A recent study from the National Renewable Energy Laboratory (NREL) found that large solar installer (those that installed more than 1,000 systems in any year from 2013 to 2015) quotes were $0.33/W higher (or 10%) than non-large installer quotes offered to the same customer. Large installers offered a higher quote price than a corresponding non-large installer in about 70% of pairings. The NREL study is unique in that it uses price quote data versus installed pricing data in order to compare quotes offered to the exact same customer. The study concluded that customers could benefit from obtaining more quotes before deciding to install a system (also a top consideration in OhmHome’s guide on how to choose a solar company).
Source: NREL: Using Residential Solar PV Quote Data to Analyze the Relationship Between Installer Pricing and Firm Size
Drivers of Cost of Solar Difference Between National and Local Solar Firms
The study offered several hypothesis on why the pricing difference exists. Large installers may bid higher prices due to imperfect competition in the customer quote collection process. Customers may also attribute benefits to large installers (perceived or real), including higher quality or trustworthiness or large installers may offer superior warranties or inverter replacement terms. Large installers may also have customer acquisition scale advantages, although Telsa and other large firms recently announced a reduction in acquisition spending. This reduction in spending is likely a key driver to the estimated 41% decline in solar in California in the first quarter of 2017, as OhmHome’s Solar Index indicated.
Below is a summary of pricing behavioral differences between large and small firms from the study.
- Large Firms
- More homogeneous price behavior
- Preference for setting prices to ensure minimum return
- Opportunity to earn premiums in nascent markets
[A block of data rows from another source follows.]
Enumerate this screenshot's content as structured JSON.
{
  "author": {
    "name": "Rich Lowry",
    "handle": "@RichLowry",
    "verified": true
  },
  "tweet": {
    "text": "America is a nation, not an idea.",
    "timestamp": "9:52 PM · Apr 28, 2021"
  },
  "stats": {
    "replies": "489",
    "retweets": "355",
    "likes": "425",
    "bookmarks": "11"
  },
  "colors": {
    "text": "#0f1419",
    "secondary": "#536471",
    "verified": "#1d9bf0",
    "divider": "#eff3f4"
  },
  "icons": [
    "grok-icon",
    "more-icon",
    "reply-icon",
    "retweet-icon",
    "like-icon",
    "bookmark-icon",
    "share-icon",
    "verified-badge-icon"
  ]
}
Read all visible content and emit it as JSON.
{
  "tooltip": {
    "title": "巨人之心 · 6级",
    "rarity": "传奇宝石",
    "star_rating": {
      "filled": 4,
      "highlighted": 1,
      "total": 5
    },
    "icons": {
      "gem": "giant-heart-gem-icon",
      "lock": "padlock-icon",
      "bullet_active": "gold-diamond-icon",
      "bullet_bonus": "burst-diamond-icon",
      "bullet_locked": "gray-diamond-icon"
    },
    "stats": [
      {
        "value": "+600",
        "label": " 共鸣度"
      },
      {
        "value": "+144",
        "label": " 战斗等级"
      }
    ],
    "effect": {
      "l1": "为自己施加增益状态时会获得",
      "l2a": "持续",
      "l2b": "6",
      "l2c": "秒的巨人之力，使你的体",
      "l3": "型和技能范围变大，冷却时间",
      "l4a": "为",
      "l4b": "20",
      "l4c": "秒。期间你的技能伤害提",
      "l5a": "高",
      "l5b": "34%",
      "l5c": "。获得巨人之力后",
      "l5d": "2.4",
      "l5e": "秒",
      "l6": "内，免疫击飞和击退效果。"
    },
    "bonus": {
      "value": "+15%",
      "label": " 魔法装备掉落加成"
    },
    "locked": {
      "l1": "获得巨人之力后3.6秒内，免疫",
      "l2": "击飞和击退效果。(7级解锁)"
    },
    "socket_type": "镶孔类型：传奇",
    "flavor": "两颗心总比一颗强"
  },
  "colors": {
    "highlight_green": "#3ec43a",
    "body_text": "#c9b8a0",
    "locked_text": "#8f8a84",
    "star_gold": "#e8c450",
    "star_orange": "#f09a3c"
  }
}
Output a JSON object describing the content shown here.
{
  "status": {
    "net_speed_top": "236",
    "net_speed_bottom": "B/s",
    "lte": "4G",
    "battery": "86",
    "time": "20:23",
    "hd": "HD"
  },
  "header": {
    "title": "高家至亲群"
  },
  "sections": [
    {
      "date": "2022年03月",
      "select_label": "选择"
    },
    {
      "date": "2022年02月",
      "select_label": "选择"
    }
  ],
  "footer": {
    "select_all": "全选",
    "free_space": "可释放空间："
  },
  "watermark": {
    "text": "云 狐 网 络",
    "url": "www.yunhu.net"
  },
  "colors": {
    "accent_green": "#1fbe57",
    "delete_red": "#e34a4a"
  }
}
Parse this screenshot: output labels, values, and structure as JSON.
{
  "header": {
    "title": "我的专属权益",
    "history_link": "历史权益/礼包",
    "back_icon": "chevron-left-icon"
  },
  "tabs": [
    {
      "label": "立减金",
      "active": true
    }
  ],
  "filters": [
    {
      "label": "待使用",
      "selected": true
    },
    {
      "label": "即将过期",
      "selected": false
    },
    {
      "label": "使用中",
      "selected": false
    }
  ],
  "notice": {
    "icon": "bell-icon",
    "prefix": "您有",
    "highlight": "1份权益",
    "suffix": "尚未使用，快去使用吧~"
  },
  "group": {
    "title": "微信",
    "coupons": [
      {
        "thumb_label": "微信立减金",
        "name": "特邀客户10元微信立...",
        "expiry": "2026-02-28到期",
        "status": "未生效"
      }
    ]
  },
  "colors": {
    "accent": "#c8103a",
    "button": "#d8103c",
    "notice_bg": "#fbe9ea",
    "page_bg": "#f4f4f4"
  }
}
- More likely to use market share goals to determine pricing
- Small Firms
- More heterogeneous price behavior
- More responsive to market conditions and policy changes
- More likely to use cash flow goals to determine pricing
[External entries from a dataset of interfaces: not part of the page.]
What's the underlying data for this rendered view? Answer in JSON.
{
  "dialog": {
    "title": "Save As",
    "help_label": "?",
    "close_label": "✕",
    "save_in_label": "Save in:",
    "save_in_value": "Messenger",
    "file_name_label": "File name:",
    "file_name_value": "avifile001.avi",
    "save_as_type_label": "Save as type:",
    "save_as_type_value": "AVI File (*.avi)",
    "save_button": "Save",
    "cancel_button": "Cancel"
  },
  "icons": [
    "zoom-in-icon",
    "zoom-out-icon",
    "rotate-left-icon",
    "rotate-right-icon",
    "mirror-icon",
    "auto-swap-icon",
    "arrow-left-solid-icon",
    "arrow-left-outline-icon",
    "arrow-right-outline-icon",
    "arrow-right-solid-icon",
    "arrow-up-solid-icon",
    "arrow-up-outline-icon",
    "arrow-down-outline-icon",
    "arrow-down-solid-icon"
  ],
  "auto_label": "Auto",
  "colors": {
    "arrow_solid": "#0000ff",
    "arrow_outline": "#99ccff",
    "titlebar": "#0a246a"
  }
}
- More likely to site fair pricing (i.e. fair price for the customer) as an important price driver
Current Cost of Solar in Major Markets
OhmHome’s research on solar pricing in California indicates that there is still a wide distribution in per watt pricing. The chart below shows the distribution of cost of solar per watt in California in Q4 of 2016 for larger systems. Pricing is widely distributed in part due to quality of panels and equipment, but as the NREL study indicates, there is still an opportunity for tighter pricing distributions through increased consumer transparency. For more information, refer to OhmHome’s pricing guides for California (Los Angeles, San Diego, San Francisco) and New York (New York City, Long Island, Syracuse).
The full report from NREL can be found here.
Author: Casey Anderson
Casey is a Research Analyst at OhmHome and leads the company’s collection and analysis of residential solar data. OhmHome’s mission is to be the most consumer-centric source of independent information for homeowners interested in purchasing solar.